Welcoming the appointment of a new Commission for Counter-Extremism in Britain, Ms Al Otaibi said that its chairwoman, Sara Khan, was well placed to step up co-operation and to use the body as a platform to create international linkages.

"She is an excellent choice, someone who has a real understanding of the cultural and historic roots of radicalisation and how international cooperation can tackle the problem," Ms Al Otaibi said.

In particular the report highlights the work of two organisations in the UAE, Hedayah and the Sawab Centre, as well as several in Saudi Arabia that have strong potential to bolster efforts to counter violent extremism worldwide.

Hedayah has been a pioneer in the field since 2012, while Sawab has pursued a very effective online campaign against ISIL since 2015. The #Inherstory hashtag was cited as an model of a very successful social media intervention against the online reputation of the group.

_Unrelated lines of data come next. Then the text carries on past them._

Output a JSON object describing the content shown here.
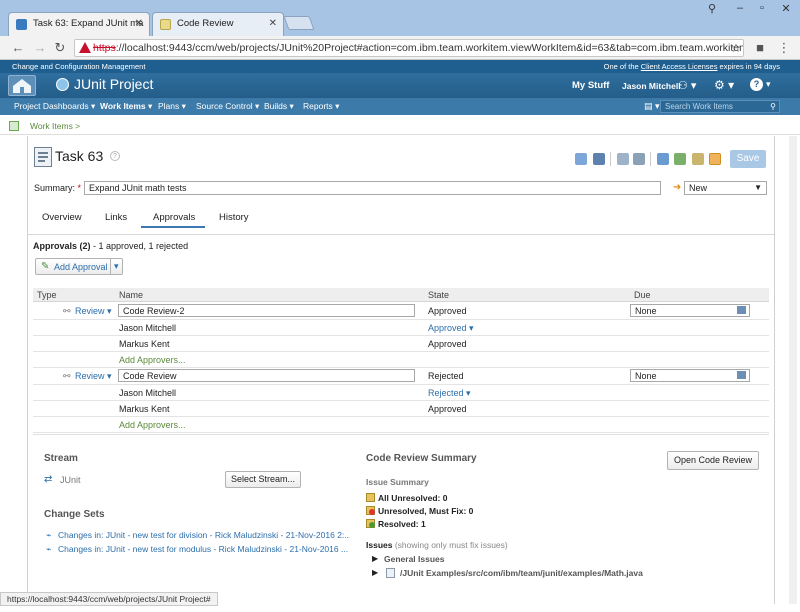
{
  "browser": {
    "tabs": [
      {
        "label": "Task 63: Expand JUnit ma",
        "active": true
      },
      {
        "label": "Code Review",
        "active": false
      }
    ],
    "url_prefix": "https",
    "url_rest": "://localhost:9443/ccm/web/projects/JUnit%20Project#action=com.ibm.team.workitem.viewWorkItem&id=63&tab=com.ibm.team.workitem.tab"
  },
  "header": {
    "product": "Change and Configuration Management",
    "license_prefix": "One of the ",
    "license_link": "Client Access Licenses",
    "license_suffix": " expires in 94 days",
    "project_name": "JUnit Project",
    "my_stuff": "My Stuff",
    "user": "Jason Mitchell"
  },
  "menu": {
    "items": [
      "Project Dashboards ▾",
      "Work Items ▾",
      "Plans ▾",
      "Source Control ▾",
      "Builds ▾",
      "Reports ▾"
    ],
    "search_placeholder": "Search Work Items"
  },
  "breadcrumb": "Work Items >",
  "workitem": {
    "title": "Task 63",
    "summary_label": "Summary:",
    "required_mark": "*",
    "summary_value": "Expand JUnit math tests",
    "status": "New",
    "save_label": "Save"
  },
  "tabs": [
    "Overview",
    "Links",
    "Approvals",
    "History"
  ],
  "approvals": {
    "heading": "Approvals (2)",
    "subtext": " - 1 approved, 1 rejected",
    "add_label": "Add Approval",
    "columns": [
      "Type",
      "Name",
      "State",
      "Due"
    ],
    "groups": [
      {
        "type": "Review",
        "name": "Code Review-2",
        "state": "Approved",
        "due": "None",
        "approvers": [
          {
            "name": "Jason Mitchell",
            "state": "Approved",
            "editable": true
          },
          {
            "name": "Markus Kent",
            "state": "Approved",
            "editable": false
          }
        ],
        "add_approvers": "Add Approvers..."
      },
      {
        "type": "Review",
        "name": "Code Review",
        "state": "Rejected",
        "due": "None",
        "approvers": [
          {
            "name": "Jason Mitchell",
            "state": "Rejected",
            "editable": true
          },
          {
            "name": "Markus Kent",
            "state": "Approved",
            "editable": false
          }
        ],
        "add_approvers": "Add Approvers..."
      }
    ]
  },
  "stream": {
    "heading": "Stream",
    "value": "JUnit",
    "select_label": "Select Stream..."
  },
  "change_sets": {
    "heading": "Change Sets",
    "items": [
      "Changes in: JUnit - new test for division - Rick Maludzinski - 21-Nov-2016 2:...",
      "Changes in: JUnit - new test for modulus - Rick Maludzinski - 21-Nov-2016 ..."
    ]
  },
  "code_review": {
    "heading": "Code Review Summary",
    "open_label": "Open Code Review",
    "issue_summary": "Issue Summary",
    "all_unresolved": "All Unresolved: 0",
    "unresolved_must_fix": "Unresolved, Must Fix: 0",
    "resolved": "Resolved: 1",
    "issues_label": "Issues",
    "issues_note": " (showing only must fix issues)",
    "general_issues": "General Issues",
    "file_path": "/JUnit Examples/src/com/ibm/team/junit/examples/Math.java"
  },
  "status_url": "https://localhost:9443/ccm/web/projects/JUnit Project#",
  "colors": {
    "header_blue": "#245d89",
    "menu_blue": "#3c7aa9",
    "link_blue": "#2c6eab",
    "save_disabled": "#a9c8e6"
  }
}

Backing the modernisation programme of Saudi Arabia's Crown Prince Mohammed bin Salman is a key theme of the report. The country placed great emphasis on rehabilitation centres and international faith-based dialogue is now moving on to a new focus in its approach.

The signature reform programme Vision 2030 has stressed the need to include religious affairs within its overall ambitions. The Crown Prince himself has said Saudi Arabia will not "spend 30 years" destroying extremist ideologies but do so immediately.

It already operates the Al Sakinah Campaign which effectively targets extremist websites and other online activity. The Etidal global centre, launched by King Salman and US President Donald Trump in May, provides an opportunity for British influence to be brought to bear on an emerging institution.

"The UK has no influence when it comes to these institutions fighting extremism overseas but it could engage more with soft power tools by offering joint collaboration," Ms Al Otaibi added.

The report, Terror Overseas: Understanding the GCC Counter Extremism and Counter Extremism Trends, makes four core recommendations:

The UK must provide backing for modernisation projects taking place in the Gulf, such as the Saudi Arabian Vision 2030, encouraging the development of a moderate Islamic narrative which integrates liberal values – challenging the ideological origins of extremism in the region.

The West should consider funding civil society initiatives in Gulf states, going beyond surface-level intelligence sharing and tackling the fundamental problems which cause extremism and terrorism at their roots.

The UK should consider the creation of international centres of excellence to counter extremism. These would enhance anti-terrorism programmes and mean that the UK was being proactive rather than reactive in tackling radicalisation.

Technology companies must address the use of their platforms to spread extremist messages and engage on this with the Gulf States, establishing a joint effort to counter the increasingly sophisticated and pervasive reach of extremist recruitment.